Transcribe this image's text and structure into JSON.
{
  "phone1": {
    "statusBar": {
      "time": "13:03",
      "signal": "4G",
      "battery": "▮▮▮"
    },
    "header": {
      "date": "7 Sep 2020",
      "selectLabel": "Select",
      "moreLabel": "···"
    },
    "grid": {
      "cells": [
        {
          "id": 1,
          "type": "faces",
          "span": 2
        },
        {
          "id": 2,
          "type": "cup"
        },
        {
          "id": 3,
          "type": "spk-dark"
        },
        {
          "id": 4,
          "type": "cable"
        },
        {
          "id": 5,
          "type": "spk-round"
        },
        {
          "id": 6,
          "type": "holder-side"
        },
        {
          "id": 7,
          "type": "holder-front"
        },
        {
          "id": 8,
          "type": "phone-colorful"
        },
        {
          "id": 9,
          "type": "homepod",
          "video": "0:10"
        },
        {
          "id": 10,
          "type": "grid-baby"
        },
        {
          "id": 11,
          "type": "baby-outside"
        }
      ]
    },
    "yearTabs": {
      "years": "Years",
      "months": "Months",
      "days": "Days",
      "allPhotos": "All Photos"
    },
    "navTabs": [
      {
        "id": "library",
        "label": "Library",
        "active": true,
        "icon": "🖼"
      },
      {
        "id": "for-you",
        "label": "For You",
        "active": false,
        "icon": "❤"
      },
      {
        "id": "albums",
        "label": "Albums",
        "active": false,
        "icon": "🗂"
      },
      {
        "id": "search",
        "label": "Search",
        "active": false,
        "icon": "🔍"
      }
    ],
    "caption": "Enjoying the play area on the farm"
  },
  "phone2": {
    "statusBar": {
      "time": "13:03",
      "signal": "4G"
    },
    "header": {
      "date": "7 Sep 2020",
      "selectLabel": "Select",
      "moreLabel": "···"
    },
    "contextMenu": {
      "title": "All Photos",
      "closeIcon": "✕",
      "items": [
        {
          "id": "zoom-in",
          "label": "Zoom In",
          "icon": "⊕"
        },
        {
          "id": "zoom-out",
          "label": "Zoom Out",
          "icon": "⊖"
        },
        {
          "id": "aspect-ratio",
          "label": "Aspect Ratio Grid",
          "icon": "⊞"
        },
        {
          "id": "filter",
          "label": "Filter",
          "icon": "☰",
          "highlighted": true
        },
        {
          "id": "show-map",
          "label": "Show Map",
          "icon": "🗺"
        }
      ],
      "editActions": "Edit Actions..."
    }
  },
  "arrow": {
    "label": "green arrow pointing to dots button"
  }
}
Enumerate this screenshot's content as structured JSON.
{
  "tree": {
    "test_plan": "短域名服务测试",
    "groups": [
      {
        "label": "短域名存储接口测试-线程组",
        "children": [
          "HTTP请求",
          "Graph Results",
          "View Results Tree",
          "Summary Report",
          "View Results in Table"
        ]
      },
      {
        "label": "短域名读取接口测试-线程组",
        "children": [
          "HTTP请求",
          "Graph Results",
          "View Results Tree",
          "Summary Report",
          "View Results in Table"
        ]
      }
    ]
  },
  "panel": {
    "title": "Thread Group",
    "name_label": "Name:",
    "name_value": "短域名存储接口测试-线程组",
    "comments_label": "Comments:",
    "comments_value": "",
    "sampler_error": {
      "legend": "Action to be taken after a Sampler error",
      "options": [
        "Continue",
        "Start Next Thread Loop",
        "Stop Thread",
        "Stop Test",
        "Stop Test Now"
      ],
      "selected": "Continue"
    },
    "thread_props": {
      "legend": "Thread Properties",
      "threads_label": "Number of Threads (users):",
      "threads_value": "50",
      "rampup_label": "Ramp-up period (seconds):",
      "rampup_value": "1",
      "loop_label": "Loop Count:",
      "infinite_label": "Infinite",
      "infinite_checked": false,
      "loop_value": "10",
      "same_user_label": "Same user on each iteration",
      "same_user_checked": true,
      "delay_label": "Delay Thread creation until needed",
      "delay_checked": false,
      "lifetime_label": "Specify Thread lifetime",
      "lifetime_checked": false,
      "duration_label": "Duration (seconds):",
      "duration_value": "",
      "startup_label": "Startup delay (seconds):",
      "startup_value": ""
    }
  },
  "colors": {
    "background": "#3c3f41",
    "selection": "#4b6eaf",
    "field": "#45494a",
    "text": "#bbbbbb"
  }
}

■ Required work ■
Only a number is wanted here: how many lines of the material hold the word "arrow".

■ Answer to this task ■
2